The ECB continuesto hide behind legalisms to justify its inaction, ironic, considering theextent to which national accounting fraud has long been tolerated in the eurozone since its inception. The notionthat it cannot act as lender of last resort is disingenuous: The ECB does have the legal mandate under its”financial stability” mandate which was provided under the Treaty ofMaastricht.
True it is fairto say that the whole Treaty of Maastricht is full of ambiguity. Theinstitutional policy framework within which the euro has been introduced andoperates (Article 11 of Protocol on the Statute of the European System ofCentral Banks (ESCB) and of the European Central Bank) has severalkey elements.
One notable feature of the operation of the ESCB is the apparent absence of the lender of last resort facility, which is an issue raised by the WSJ today, and which Draghi uses to justify his inaction. But it’s not as clear-cut as suggested: The Protocols under which the ECB is established enables, but does not require, the ECB to act as a lender of last resort.
Proof that theECB exploits these ambiguities when it suits them is evident in its bond buyingprogram. The ECB articles say it cannotbuy government bonds in the primary market. And this rule was once used as anexcuse not to backstop national government bonds at all. But this changed in early 2010, when it beganto buy them in the secondary market.
The ECB also hasa mandate to maintain financial stability. It is buying government bondsin the secondary market under the financial stability mandate. And itcould continue to do so, or so one might argue that it could. True thereis now great disagreement about this within the ECB. It has been turnedover to the legal department, which itself is in disagreement, which ultimatelysuggests that this is a political judgement, and politics is what is drivingItaly (and soon France) toward the brink.

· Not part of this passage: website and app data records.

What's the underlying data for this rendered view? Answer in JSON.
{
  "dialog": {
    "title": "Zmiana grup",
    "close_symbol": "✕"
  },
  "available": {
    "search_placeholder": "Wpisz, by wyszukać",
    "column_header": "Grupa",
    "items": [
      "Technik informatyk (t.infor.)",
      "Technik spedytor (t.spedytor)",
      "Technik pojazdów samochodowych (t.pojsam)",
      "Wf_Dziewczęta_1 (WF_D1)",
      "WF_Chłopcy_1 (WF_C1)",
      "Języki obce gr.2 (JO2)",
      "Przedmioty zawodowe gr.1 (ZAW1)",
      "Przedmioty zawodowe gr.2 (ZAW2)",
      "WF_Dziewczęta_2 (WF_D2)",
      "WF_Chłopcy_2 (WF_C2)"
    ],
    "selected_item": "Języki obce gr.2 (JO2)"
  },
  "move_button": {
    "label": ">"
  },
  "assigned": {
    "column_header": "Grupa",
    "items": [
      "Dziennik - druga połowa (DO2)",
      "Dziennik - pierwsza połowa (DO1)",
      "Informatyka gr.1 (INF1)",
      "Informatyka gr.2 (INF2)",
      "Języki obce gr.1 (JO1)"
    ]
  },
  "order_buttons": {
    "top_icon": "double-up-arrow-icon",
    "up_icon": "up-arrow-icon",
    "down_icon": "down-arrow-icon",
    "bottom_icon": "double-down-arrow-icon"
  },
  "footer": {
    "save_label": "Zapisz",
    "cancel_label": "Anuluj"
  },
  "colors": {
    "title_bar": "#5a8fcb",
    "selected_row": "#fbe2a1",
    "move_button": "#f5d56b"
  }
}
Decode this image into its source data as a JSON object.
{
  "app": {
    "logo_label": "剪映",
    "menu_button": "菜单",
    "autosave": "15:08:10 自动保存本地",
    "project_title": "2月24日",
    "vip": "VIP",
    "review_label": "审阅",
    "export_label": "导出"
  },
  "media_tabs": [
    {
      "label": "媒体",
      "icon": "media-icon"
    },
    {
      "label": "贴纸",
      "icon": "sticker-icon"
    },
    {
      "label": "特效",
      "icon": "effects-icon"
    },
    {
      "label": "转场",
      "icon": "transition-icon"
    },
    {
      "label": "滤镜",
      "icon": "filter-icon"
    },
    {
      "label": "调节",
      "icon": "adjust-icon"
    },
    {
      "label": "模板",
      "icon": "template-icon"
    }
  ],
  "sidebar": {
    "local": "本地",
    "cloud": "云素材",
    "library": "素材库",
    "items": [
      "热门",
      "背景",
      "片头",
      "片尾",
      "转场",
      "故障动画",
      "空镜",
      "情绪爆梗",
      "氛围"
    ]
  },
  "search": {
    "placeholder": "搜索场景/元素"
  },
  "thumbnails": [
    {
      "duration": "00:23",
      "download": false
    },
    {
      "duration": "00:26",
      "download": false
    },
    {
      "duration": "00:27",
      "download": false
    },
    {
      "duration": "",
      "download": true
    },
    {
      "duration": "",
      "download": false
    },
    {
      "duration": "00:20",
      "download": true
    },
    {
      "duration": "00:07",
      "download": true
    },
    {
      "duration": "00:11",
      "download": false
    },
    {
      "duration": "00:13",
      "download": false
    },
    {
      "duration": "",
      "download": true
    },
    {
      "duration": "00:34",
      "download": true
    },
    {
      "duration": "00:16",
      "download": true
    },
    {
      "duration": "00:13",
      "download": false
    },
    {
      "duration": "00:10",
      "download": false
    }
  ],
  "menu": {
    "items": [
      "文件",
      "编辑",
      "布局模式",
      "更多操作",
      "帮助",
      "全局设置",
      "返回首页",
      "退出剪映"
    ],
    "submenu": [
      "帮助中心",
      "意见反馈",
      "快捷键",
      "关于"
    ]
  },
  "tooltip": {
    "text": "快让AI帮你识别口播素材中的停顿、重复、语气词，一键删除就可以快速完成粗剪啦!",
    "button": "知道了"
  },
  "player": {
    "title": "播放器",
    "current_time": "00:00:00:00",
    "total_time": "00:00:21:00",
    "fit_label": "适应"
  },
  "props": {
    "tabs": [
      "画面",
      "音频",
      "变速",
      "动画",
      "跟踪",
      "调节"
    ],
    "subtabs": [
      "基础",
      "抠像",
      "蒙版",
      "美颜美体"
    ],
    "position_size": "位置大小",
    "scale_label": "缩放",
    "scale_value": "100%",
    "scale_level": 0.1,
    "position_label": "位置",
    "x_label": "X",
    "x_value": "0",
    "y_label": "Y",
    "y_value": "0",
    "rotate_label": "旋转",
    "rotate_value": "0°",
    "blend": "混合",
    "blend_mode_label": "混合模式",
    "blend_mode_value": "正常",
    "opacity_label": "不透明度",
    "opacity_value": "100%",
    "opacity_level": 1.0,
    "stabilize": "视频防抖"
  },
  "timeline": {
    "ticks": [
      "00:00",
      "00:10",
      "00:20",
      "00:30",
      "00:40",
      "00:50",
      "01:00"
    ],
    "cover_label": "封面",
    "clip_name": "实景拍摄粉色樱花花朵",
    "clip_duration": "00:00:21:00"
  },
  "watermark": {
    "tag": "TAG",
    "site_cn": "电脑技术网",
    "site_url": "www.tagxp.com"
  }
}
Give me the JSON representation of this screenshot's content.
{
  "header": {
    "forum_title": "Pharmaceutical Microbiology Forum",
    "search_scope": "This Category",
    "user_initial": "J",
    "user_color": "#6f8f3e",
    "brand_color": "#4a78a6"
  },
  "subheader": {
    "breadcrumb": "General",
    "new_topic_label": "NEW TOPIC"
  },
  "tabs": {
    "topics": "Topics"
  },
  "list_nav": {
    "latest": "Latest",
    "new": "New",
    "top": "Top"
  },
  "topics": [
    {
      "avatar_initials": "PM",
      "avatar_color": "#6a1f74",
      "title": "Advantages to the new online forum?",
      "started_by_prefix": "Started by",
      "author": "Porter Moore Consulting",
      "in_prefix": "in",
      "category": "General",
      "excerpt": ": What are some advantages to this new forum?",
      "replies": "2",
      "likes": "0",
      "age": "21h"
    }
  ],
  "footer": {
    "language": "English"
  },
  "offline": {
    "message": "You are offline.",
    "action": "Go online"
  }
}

In fact, giventhe 50% “voluntary” haircut imposed on holders of Greek debt, arguably the ECBis the only entity that can buy these national government bonds today. As Warren Mosler has noted,it is hard to see how anyone with fiduciary responsibility can buyItalian debt or any other member nation debt after EU officials announcedthe plan for 50% haircuts on Greek bonds held by the private sector:
Yes,all governments have the authority, one way or another, to confiscate aninvestors funds. But they don’t, and work to establish credibility that theywon’t.
Butnow that the EU has actually announced they are going to do it, as a fiduciaryyou’d have to be a darn fool to support investing any client funds in anymember nation debt.
Thelast buyer standing is and was always to be the ECB, which will now be buyingmost all new member nation debt as there is no alternative that includessurvival of the union.
Andwhen this happens there will be a massive relief response, as the solvencyissue will be behind them, with the euro firming as well.
Of course, wewill still have to deal with the reality of a major recession in Europe so longas the faith based cult of Austerians continues to dominate policy making. Sadly, that’s unlikely to change until peopleare shot on the streets of Madrid or Rome. But at the very least, let’s get this silly national solvency problemaddressed once and for all in the only credible way possible. Mario Draghi, you have the chance to redeemyourself and your country. Don’t wastethe opportunity.